## Task objective
What is needed is an exact copy of the records below, without the pictures.

Items from a data source:
═══

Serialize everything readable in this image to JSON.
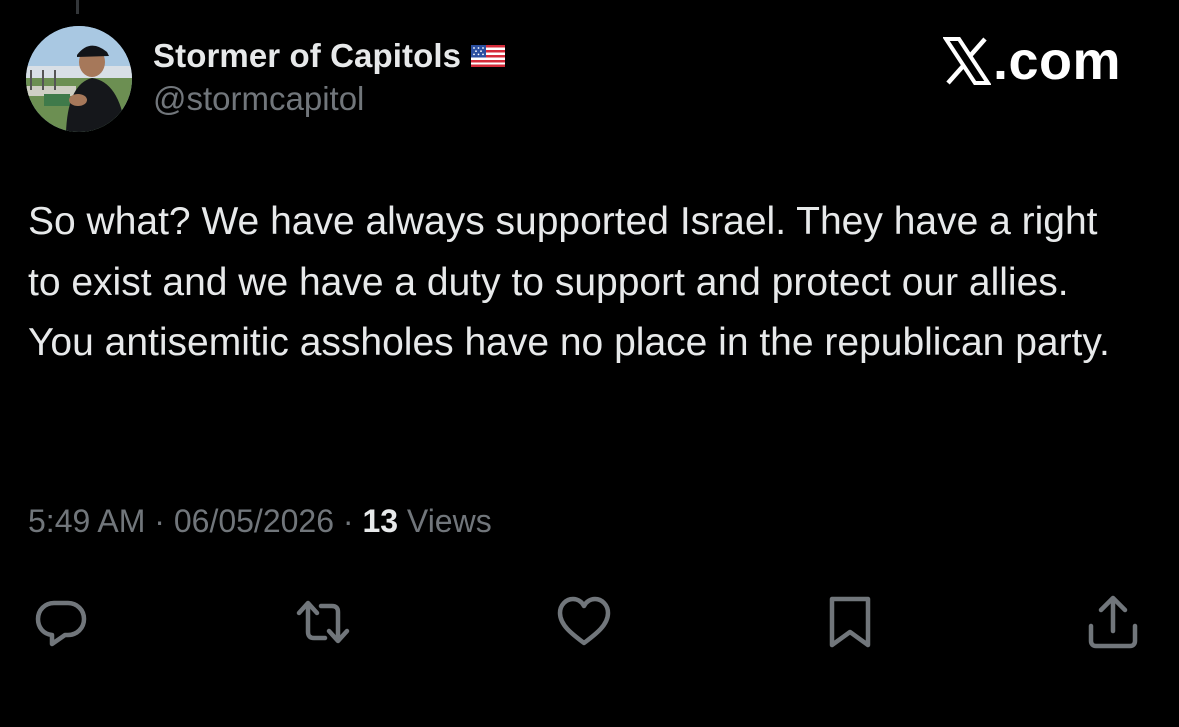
{
  "tweet": {
    "author": {
      "display_name": "Stormer of Capitols",
      "handle": "@stormcapitol",
      "name_badge": "us-flag-icon"
    },
    "brand": {
      "text": ".com",
      "icon": "x-logo-icon"
    },
    "text": "So what? We have always supported Israel. They have a right to exist and we have a duty to support and protect our allies. You antisemitic assholes have no place in the republican party.",
    "time": "5:49 AM",
    "separator": " · ",
    "date": "06/05/2026",
    "views_count": "13",
    "views_label": " Views"
  },
  "actions": [
    {
      "name": "reply",
      "icon": "reply-icon"
    },
    {
      "name": "retweet",
      "icon": "retweet-icon"
    },
    {
      "name": "like",
      "icon": "heart-icon"
    },
    {
      "name": "bookmark",
      "icon": "bookmark-icon"
    },
    {
      "name": "share",
      "icon": "share-icon"
    }
  ],
  "colors": {
    "background": "#000000",
    "primary_text": "#e7e9ea",
    "secondary_text": "#71767b",
    "icon": "#71767b"
  }
}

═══

## Result for this task
Serialize everything readable in this image to JSON.
{
  "tweet": {
    "author": {
      "display_name": "Stormer of Capitols",
      "handle": "@stormcapitol",
      "name_badge": "us-flag-icon"
    },
    "brand": {
      "text": ".com",
      "icon": "x-logo-icon"
    },
    "text": "So what? We have always supported Israel. They have a right to exist and we have a duty to support and protect our allies. You antisemitic assholes have no place in the republican party.",
    "time": "5:49 AM",
    "separator": " · ",
    "date": "06/05/2026",
    "views_count": "13",
    "views_label": " Views"
  },
  "actions": [
    {
      "name": "reply",
      "icon": "reply-icon"
    },
    {
      "name": "retweet",
      "icon": "retweet-icon"
    },
    {
      "name": "like",
      "icon": "heart-icon"
    },
    {
      "name": "bookmark",
      "icon": "bookmark-icon"
    },
    {
      "name": "share",
      "icon": "share-icon"
    }
  ],
  "colors": {
    "background": "#000000",
    "primary_text": "#e7e9ea",
    "secondary_text": "#71767b",
    "icon": "#71767b"
  }
}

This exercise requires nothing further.